Act 1

Scene 1

A group of Cenobite monks go about their daily business. AthanaŽl, the most rigorous ascetic of them all, enters and confesses to the senior monk, Palťmon, that he has lately been disturbed by visions of a courtesan and priestess of Venus named ThaÔs, whom he had seen many years ago in his native city of Alexandria. Believing these visions to be a sign from God, he resolves, against Palťmon's advice, to return to Alexandria, convert ThaÔs to Christianity, and persuade her to enter a convent.

Scene 2
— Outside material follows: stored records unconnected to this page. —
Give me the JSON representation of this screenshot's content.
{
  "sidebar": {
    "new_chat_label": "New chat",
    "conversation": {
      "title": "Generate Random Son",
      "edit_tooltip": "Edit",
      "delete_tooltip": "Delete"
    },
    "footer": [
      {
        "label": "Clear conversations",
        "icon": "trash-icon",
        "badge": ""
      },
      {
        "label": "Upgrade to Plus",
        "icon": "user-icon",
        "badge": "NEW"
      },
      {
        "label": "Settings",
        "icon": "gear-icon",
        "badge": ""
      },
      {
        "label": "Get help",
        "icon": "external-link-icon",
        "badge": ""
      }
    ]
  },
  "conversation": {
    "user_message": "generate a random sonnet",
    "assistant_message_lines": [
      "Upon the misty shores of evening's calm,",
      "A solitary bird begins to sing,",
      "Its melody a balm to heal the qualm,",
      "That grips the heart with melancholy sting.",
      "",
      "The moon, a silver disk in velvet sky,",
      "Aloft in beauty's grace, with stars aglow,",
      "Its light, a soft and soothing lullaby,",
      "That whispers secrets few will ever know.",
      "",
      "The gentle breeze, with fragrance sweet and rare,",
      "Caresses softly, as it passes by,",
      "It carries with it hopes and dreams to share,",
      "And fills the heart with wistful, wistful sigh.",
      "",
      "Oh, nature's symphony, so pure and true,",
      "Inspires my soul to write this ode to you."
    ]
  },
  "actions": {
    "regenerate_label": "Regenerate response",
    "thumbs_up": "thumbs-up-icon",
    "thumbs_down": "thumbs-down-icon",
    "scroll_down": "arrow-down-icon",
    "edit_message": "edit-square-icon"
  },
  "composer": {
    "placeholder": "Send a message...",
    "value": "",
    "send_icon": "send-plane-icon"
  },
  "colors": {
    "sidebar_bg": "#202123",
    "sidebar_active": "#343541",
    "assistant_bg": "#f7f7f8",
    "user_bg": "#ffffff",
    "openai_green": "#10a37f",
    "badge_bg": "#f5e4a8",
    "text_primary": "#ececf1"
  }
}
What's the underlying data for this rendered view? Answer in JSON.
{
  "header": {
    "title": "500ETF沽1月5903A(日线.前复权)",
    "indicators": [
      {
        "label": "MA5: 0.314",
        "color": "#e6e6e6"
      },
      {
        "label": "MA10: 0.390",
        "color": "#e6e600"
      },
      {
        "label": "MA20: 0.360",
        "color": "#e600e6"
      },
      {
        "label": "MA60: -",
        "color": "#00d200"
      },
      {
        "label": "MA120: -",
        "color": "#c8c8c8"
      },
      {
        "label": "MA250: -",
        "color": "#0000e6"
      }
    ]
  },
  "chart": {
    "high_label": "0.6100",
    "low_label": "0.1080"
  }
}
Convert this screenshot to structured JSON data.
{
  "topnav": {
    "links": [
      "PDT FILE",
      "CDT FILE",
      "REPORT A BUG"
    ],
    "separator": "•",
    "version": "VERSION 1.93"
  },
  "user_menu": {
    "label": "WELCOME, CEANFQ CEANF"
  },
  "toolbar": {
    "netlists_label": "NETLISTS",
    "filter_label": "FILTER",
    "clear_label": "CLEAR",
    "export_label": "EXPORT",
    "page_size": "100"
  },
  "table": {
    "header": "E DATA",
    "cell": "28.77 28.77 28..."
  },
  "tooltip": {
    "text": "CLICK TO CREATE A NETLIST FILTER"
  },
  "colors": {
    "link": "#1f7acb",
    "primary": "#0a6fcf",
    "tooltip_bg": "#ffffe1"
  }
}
AthanaŽl arrives in Alexandria and visits his old friend Nicias, a wealthy voluptuary. Nicias welcomes him with open arms and reveals himself to be ThaÔs's current lover. Upon hearing AthanaŽl's plan, he laughs and warns him that the revenge of Venus can be terrible. Nevertheless, he procures clothing for his friend in preparation for a feast that evening at which ThaÔs will appear. His slaves, Crobyle and Myrtale, dress AthanaŽl and mock his prudery.

The feast begins. ThaÔs arrives and sings a bittersweet love duet with Nicias: this is their last night together. She then asks him about AthanaŽl, who overhears her and tells her that he has come to teach her "contempt for the flesh and love of pain." Not tempted by this proposition, she offends his sense of propriety with a seductive song. He leaves, angrily promising to come back later. She taunts him with a parting shot: "Dare to come, you who defy Venus!"

Act 2

Scene 1

Exhausted after the feast, ThaÔs expresses dissatisfaction with her empty life and muses on the fact that one day, old age will destroy her beauty. AthanaŽl enters at this vulnerable moment, praying to God to conceal her beauty from him. He tells her that he loves her according to the spirit rather than the flesh, and that his love will last forever instead of a single night. Intrigued, she asks him to teach her the ways of this love. He nearly succumbs to her physical charm, but succeeds in explaining to her that if she converts, she will gain eternal life. She nearly succumbs to his eloquence, but then reasserts her nihilistic worldview and drives him away. However, after a long meditation she changes her mind.

Scene 2

ThaÔs has joined AthanaŽl and resolved to follow him into the desert. He orders her to burn down her house and possessions in order to destroy all traces of her wicked past. She agrees, but asks if she can keep a statuette of Eros, the god of love, explaining to AthanaŽl that she sinned against love rather than through it. When he hears that Nicias gave it to her, however, AthanaŽl demands that she destroy it. Nicias appears with a group of revelers, who see AthanaŽl taking ThaÔs away. Furious, they begin to stone him. Although Nicias is astonished at ThaÔs' decision to leave, he respects it and throws handfuls of money to distract the crowd. ThaÔs and AthanaŽl escape.

Act 3

Scene 1

ThaÔs and AthanaŽl travel on foot through the desert. ThaÔs is exhausted, but AthanaŽl forces her to keep going and thus do penance for her sins. They reach a spring, where AthanaŽl begins to feel pity rather than disgust for her, and they share a few moments of idyllic, platonic companionship as they rest. Shortly afterwards, they reach the convent where ThaÔs is to stay. Placing her in the care of Mother Superior Albine, AthanaŽl realizes that he has accomplished his mission-and that he will never see her again.

Scene 2

The Cenobite monks express anxiety over AthanaŽl's antisocial and morose behavior since his return from Alexandria. AthanaŽl enters and confesses to Palťmon that he has begun to experience sexual longing for ThaÔs. Palťmon castigates him for having attempted to convert her in the first place. AthanaŽl falls into a depressed sleep and has an erotic vision of ThaÔs. He tries to seize her, but she laughingly evades him. Then, a second vision tells him that ThaÔs is dying.

Scene 3

Feeling that existence is worth nothing without her, he repudiates all his vows and rushes off to find her. He reaches the convent and finds her on her deathbed. He tells her that all he taught her was a lie, that "nothing is true but life and the love of human beings", and that he loves her. Blissfully unaware, she describes the heavens opening and the angels welcoming her into their midst. She dies, and AthanaŽl collapses in despair.